REQUIRED WORK: Only lines holding "JSON" are wanted; copy each of them from the records below.
*** Opening EXCERPTED RECORDS ***
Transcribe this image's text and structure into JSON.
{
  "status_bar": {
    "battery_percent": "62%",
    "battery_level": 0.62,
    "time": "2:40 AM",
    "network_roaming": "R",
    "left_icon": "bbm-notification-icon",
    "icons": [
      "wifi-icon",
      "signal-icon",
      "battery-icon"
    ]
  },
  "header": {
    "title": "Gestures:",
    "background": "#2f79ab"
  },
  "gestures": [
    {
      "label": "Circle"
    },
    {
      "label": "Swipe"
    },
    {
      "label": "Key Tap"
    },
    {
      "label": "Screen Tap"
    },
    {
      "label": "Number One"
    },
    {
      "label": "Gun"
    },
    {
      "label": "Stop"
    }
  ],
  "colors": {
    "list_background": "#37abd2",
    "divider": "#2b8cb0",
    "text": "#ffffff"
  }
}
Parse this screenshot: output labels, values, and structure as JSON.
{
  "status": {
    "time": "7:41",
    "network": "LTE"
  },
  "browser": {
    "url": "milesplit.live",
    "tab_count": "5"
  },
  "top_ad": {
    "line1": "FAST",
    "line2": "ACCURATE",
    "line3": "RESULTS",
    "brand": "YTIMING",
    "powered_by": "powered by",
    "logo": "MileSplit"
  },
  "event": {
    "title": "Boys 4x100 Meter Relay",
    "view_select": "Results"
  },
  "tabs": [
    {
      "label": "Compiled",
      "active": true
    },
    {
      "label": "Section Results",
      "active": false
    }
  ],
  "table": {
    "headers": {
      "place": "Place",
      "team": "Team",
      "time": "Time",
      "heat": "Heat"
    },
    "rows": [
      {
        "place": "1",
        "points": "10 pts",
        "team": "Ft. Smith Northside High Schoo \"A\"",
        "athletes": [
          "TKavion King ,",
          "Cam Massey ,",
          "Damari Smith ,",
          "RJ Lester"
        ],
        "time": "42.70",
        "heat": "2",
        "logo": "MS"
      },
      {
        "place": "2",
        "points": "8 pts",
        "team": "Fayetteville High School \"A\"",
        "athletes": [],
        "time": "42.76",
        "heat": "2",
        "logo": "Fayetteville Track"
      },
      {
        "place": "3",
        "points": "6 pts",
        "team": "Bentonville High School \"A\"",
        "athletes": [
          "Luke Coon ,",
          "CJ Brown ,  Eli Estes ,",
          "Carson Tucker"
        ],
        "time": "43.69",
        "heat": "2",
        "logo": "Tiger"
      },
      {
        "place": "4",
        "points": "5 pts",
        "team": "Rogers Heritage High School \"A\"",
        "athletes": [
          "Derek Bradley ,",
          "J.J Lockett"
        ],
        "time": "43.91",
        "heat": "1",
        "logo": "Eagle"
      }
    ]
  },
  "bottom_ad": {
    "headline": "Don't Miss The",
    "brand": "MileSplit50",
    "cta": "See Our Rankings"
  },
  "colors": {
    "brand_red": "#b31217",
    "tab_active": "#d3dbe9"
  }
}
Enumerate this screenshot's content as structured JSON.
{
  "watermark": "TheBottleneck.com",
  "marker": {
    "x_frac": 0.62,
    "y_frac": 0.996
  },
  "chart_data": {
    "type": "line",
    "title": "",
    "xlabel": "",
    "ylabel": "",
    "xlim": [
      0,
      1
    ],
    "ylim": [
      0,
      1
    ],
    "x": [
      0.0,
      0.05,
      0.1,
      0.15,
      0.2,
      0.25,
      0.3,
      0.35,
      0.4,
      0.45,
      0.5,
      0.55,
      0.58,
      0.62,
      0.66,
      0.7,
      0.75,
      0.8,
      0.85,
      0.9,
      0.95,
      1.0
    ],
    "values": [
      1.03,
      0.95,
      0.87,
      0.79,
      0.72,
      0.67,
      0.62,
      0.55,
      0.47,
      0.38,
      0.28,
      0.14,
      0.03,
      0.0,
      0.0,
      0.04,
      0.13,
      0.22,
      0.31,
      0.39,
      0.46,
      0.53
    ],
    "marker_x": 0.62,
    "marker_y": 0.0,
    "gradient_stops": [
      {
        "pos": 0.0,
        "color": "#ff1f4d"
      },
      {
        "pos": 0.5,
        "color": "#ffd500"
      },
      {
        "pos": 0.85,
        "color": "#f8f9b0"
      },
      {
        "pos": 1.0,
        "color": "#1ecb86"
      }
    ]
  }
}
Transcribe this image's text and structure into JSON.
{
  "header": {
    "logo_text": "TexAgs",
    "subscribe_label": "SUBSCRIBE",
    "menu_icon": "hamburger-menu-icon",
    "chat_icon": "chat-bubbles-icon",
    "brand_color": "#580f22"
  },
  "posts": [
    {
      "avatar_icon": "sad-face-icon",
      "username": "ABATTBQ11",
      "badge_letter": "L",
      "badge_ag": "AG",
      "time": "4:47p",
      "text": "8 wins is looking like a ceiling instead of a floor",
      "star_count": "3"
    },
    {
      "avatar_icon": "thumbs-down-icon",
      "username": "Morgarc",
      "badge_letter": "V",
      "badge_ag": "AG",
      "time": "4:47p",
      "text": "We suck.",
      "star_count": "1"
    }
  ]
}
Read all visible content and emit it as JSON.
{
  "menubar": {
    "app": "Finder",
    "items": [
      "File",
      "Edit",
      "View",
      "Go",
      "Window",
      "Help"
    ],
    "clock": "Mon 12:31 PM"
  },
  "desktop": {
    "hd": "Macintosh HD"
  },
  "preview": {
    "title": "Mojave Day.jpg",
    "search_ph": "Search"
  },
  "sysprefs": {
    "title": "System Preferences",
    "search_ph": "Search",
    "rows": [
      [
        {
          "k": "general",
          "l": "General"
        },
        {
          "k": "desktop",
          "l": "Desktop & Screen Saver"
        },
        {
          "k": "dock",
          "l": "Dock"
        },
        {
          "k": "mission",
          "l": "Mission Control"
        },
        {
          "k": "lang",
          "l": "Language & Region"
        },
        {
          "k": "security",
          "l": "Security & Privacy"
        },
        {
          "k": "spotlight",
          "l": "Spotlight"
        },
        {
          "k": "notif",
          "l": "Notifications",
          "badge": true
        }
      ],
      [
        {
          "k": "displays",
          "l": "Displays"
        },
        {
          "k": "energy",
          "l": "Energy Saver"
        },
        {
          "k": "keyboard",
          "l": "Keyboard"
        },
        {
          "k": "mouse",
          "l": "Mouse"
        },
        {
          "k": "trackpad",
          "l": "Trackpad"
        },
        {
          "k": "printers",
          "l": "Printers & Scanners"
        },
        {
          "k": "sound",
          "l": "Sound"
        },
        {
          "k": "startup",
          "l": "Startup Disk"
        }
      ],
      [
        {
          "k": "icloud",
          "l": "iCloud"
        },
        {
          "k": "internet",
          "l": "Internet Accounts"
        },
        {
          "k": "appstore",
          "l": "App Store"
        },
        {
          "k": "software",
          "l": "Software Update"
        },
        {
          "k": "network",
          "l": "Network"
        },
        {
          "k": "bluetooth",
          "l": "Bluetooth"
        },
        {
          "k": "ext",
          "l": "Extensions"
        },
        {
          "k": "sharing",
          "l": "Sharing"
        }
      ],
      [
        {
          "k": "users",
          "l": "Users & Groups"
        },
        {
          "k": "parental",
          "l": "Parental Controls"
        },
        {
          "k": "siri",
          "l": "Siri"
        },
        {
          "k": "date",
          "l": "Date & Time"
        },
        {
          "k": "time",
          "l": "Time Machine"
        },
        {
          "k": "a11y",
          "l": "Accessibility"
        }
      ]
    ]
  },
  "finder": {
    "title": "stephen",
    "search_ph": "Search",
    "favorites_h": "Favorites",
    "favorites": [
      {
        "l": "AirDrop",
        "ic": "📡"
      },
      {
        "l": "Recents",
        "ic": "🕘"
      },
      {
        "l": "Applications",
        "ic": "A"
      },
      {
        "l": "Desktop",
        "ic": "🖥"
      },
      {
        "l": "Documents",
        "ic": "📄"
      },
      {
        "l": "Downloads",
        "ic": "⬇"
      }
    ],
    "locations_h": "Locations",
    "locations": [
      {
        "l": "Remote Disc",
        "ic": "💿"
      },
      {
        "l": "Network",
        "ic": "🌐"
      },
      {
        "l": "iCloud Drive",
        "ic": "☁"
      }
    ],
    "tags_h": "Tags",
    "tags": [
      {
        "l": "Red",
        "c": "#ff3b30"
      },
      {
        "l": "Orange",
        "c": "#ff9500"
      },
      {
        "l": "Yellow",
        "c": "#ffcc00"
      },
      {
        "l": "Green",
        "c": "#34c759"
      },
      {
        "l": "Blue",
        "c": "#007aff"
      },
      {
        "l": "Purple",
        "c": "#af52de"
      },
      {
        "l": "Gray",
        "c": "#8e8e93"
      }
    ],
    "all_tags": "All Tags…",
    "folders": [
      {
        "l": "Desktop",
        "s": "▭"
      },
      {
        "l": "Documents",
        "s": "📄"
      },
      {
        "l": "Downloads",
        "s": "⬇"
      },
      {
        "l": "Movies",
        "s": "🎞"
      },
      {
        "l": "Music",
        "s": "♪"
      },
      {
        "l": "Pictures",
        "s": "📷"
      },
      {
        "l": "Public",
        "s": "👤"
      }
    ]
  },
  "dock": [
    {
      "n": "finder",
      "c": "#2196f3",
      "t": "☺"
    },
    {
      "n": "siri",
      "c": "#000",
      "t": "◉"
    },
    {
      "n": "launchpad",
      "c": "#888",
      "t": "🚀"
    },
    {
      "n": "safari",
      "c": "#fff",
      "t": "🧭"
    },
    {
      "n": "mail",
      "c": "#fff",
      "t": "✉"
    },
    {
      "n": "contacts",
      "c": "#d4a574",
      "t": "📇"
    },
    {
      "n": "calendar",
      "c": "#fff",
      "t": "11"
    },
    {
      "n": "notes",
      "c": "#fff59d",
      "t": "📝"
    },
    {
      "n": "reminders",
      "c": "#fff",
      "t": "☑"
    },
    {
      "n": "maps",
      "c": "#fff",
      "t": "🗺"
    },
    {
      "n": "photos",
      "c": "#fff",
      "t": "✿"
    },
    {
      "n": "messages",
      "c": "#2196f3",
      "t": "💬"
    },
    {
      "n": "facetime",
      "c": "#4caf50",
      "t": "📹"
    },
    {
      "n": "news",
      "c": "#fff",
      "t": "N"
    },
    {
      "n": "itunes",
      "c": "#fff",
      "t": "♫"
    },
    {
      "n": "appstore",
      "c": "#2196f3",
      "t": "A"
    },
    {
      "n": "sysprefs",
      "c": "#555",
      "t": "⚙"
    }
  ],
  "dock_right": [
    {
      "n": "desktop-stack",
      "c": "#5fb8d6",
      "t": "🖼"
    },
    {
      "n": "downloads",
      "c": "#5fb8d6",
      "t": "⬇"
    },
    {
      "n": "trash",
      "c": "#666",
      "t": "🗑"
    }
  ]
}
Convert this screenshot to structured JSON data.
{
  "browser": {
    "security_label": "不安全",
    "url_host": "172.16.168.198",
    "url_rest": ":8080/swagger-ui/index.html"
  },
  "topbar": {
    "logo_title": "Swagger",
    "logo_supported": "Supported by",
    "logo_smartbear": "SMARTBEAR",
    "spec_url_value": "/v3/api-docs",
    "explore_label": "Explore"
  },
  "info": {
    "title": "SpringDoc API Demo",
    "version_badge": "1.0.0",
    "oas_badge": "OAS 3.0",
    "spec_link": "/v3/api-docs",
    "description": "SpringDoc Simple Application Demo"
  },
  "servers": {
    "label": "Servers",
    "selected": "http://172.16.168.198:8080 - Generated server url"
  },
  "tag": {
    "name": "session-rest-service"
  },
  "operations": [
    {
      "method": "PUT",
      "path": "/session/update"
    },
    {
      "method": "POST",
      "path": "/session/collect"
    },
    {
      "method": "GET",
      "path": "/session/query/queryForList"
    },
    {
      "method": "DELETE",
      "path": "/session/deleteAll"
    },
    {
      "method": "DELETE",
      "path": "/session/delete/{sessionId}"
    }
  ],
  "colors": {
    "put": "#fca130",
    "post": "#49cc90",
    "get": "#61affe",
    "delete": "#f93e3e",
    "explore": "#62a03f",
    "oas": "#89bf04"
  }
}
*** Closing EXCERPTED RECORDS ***
EXPECTED ANSWER:
Transcribe this image's text and structure into JSON.
Parse this screenshot: output labels, values, and structure as JSON.
Enumerate this screenshot's content as structured JSON.
Transcribe this image's text and structure into JSON.
Read all visible content and emit it as JSON.
Convert this screenshot to structured JSON data.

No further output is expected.